(Data records)
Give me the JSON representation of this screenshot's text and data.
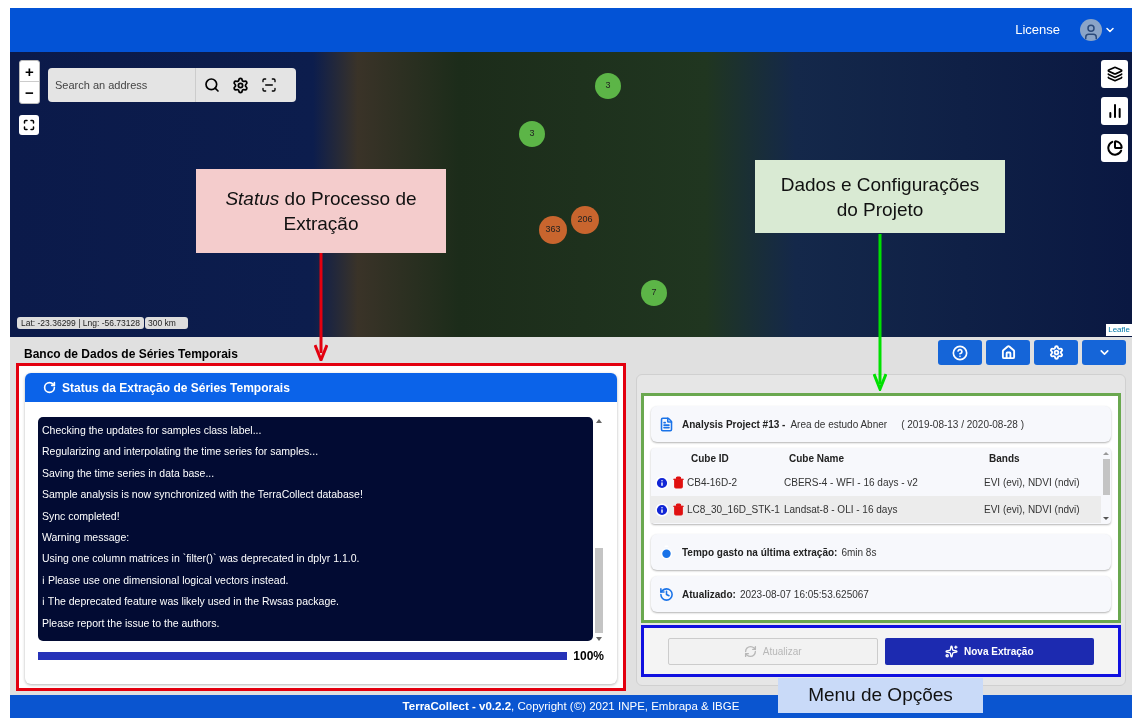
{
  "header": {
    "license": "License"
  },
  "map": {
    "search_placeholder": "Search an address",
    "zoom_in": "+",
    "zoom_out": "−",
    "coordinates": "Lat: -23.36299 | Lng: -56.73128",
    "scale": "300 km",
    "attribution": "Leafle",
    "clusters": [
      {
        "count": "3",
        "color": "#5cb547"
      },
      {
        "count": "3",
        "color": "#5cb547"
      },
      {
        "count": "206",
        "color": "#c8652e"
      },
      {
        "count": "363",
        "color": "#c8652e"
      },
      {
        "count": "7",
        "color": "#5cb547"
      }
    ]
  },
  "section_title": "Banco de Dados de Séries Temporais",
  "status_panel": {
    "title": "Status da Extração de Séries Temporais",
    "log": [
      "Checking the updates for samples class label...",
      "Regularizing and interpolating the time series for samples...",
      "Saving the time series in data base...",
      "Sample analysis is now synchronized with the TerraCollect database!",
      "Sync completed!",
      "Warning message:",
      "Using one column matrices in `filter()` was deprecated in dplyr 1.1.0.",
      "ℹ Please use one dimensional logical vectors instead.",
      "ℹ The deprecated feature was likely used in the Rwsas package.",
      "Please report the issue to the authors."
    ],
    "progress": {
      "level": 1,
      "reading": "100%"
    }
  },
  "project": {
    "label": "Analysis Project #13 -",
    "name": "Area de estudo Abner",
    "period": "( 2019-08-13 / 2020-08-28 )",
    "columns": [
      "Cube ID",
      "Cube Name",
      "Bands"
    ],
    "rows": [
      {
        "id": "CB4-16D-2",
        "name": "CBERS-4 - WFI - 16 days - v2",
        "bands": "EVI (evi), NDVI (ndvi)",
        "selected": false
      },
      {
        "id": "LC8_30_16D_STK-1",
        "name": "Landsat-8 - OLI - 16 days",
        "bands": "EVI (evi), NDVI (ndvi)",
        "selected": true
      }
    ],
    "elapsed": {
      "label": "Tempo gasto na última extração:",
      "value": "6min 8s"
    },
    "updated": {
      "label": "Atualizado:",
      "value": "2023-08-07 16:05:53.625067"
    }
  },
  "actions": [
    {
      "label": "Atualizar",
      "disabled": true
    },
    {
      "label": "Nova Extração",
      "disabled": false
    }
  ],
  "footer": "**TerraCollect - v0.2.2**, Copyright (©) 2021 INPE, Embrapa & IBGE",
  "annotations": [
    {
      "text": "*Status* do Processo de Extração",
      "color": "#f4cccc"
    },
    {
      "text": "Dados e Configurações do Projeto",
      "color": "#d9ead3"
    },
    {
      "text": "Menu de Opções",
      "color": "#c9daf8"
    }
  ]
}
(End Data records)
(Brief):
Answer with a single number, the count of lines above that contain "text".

(Answer area):
4